Each line of the records that follow must come back exactly, with pictures skipped.

======== Exercise material

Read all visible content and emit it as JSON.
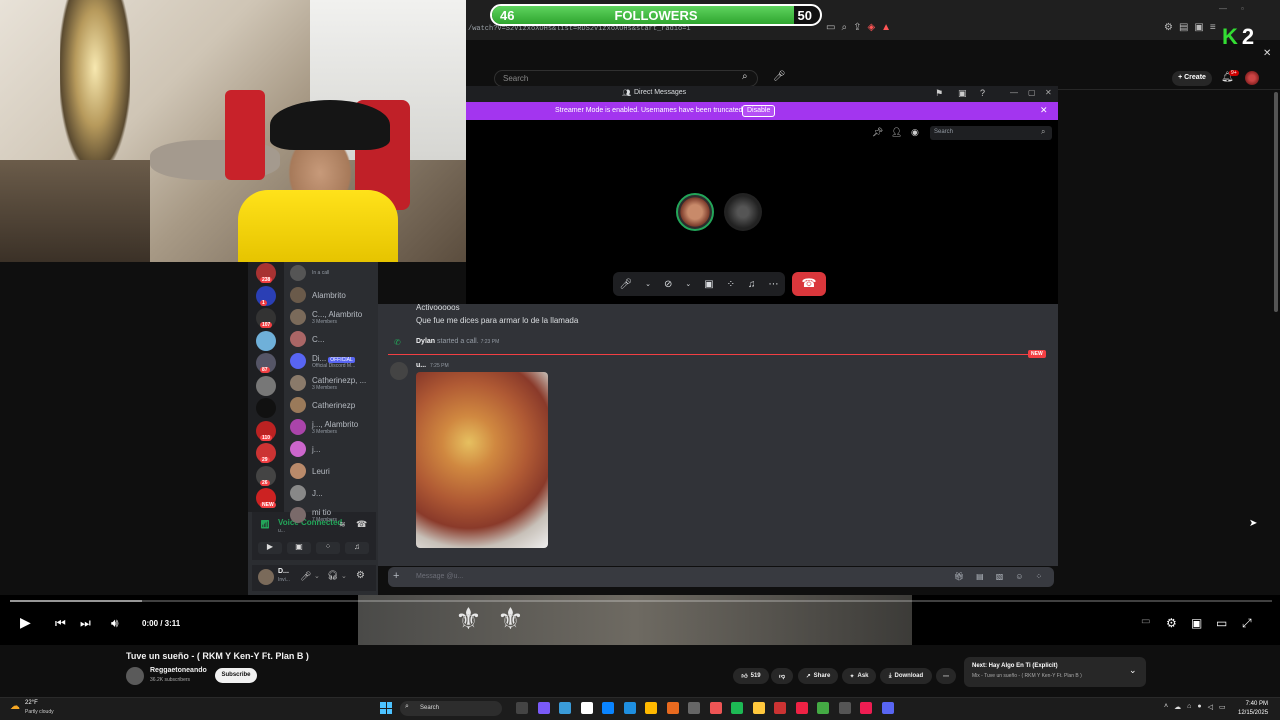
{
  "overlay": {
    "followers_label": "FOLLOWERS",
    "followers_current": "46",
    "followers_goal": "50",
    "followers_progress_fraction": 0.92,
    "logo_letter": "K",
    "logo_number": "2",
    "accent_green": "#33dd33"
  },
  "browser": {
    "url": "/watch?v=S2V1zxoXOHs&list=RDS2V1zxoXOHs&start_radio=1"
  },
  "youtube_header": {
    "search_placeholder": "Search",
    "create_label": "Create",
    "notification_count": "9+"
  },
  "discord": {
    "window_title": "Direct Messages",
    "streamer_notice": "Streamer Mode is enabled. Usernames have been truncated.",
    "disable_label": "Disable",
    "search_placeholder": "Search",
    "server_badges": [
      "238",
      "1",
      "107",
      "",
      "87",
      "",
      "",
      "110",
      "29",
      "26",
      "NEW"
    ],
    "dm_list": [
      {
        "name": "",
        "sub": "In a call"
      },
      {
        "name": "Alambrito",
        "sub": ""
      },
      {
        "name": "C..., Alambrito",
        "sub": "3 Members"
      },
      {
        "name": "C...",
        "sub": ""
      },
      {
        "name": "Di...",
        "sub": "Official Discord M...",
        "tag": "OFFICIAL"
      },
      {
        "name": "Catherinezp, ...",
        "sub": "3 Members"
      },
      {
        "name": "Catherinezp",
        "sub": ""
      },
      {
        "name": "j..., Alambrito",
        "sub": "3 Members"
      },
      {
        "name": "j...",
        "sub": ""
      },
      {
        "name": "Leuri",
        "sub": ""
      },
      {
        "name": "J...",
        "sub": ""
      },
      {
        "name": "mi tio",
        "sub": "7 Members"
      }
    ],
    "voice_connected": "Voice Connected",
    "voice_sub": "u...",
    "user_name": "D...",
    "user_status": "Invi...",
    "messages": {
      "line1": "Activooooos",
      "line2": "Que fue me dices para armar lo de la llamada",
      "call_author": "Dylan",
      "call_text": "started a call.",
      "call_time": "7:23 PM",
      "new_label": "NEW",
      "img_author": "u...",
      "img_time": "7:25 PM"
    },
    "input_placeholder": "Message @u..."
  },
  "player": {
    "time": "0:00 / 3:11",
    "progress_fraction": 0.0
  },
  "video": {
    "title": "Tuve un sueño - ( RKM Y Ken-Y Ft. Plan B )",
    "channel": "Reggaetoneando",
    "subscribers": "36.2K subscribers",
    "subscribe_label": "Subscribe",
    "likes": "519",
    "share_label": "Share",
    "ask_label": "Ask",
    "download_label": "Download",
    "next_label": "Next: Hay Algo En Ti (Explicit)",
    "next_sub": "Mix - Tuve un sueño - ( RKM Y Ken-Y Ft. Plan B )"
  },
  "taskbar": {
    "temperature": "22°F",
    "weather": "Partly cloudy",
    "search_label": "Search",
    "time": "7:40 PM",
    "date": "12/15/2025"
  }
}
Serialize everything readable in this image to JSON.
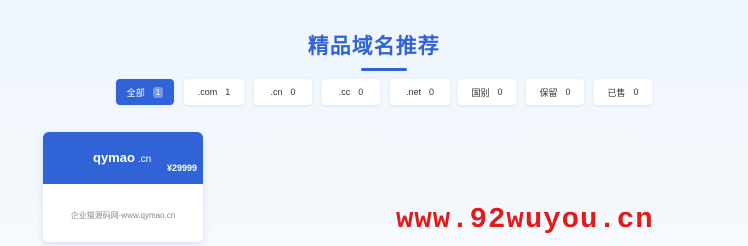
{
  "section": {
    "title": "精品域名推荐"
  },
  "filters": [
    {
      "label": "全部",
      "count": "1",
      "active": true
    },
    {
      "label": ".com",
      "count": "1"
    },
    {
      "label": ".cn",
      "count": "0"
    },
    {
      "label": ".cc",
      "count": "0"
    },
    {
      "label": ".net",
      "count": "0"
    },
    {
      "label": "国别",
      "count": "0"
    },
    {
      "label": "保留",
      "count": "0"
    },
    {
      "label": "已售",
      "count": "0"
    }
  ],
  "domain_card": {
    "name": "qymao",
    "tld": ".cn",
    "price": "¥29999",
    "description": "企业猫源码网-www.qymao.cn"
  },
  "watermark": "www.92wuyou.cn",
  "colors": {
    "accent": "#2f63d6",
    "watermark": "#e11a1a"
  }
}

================

**Response to this exercise:**
Read all visible content and emit it as JSON.
{
  "overlay": {
    "followers_label": "FOLLOWERS",
    "followers_current": "46",
    "followers_goal": "50",
    "followers_progress_fraction": 0.92,
    "logo_letter": "K",
    "logo_number": "2",
    "accent_green": "#33dd33"
  },
  "browser": {
    "url": "/watch?v=S2V1zxoXOHs&list=RDS2V1zxoXOHs&start_radio=1"
  },
  "youtube_header": {
    "search_placeholder": "Search",
    "create_label": "Create",
    "notification_count": "9+"
  },
  "discord": {
    "window_title": "Direct Messages",
    "streamer_notice": "Streamer Mode is enabled. Usernames have been truncated.",
    "disable_label": "Disable",
    "search_placeholder": "Search",
    "server_badges": [
      "238",
      "1",
      "107",
      "",
      "87",
      "",
      "",
      "110",
      "29",
      "26",
      "NEW"
    ],
    "dm_list": [
      {
        "name": "",
        "sub": "In a call"
      },
      {
        "name": "Alambrito",
        "sub": ""
      },
      {
        "name": "C..., Alambrito",
        "sub": "3 Members"
      },
      {
        "name": "C...",
        "sub": ""
      },
      {
        "name": "Di...",
        "sub": "Official Discord M...",
        "tag": "OFFICIAL"
      },
      {
        "name": "Catherinezp, ...",
        "sub": "3 Members"
      },
      {
        "name": "Catherinezp",
        "sub": ""
      },
      {
        "name": "j..., Alambrito",
        "sub": "3 Members"
      },
      {
        "name": "j...",
        "sub": ""
      },
      {
        "name": "Leuri",
        "sub": ""
      },
      {
        "name": "J...",
        "sub": ""
      },
      {
        "name": "mi tio",
        "sub": "7 Members"
      }
    ],
    "voice_connected": "Voice Connected",
    "voice_sub": "u...",
    "user_name": "D...",
    "user_status": "Invi...",
    "messages": {
      "line1": "Activooooos",
      "line2": "Que fue me dices para armar lo de la llamada",
      "call_author": "Dylan",
      "call_text": "started a call.",
      "call_time": "7:23 PM",
      "new_label": "NEW",
      "img_author": "u...",
      "img_time": "7:25 PM"
    },
    "input_placeholder": "Message @u..."
  },
  "player": {
    "time": "0:00 / 3:11",
    "progress_fraction": 0.0
  },
  "video": {
    "title": "Tuve un sueño - ( RKM Y Ken-Y Ft. Plan B )",
    "channel": "Reggaetoneando",
    "subscribers": "36.2K subscribers",
    "subscribe_label": "Subscribe",
    "likes": "519",
    "share_label": "Share",
    "ask_label": "Ask",
    "download_label": "Download",
    "next_label": "Next: Hay Algo En Ti (Explicit)",
    "next_sub": "Mix - Tuve un sueño - ( RKM Y Ken-Y Ft. Plan B )"
  },
  "taskbar": {
    "temperature": "22°F",
    "weather": "Partly cloudy",
    "search_label": "Search",
    "time": "7:40 PM",
    "date": "12/15/2025"
  }
}
Serialize everything readable in this image to JSON.
{
  "section": {
    "title": "精品域名推荐"
  },
  "filters": [
    {
      "label": "全部",
      "count": "1",
      "active": true
    },
    {
      "label": ".com",
      "count": "1"
    },
    {
      "label": ".cn",
      "count": "0"
    },
    {
      "label": ".cc",
      "count": "0"
    },
    {
      "label": ".net",
      "count": "0"
    },
    {
      "label": "国别",
      "count": "0"
    },
    {
      "label": "保留",
      "count": "0"
    },
    {
      "label": "已售",
      "count": "0"
    }
  ],
  "domain_card": {
    "name": "qymao",
    "tld": ".cn",
    "price": "¥29999",
    "description": "企业猫源码网-www.qymao.cn"
  },
  "watermark": "www.92wuyou.cn",
  "colors": {
    "accent": "#2f63d6",
    "watermark": "#e11a1a"
  }
}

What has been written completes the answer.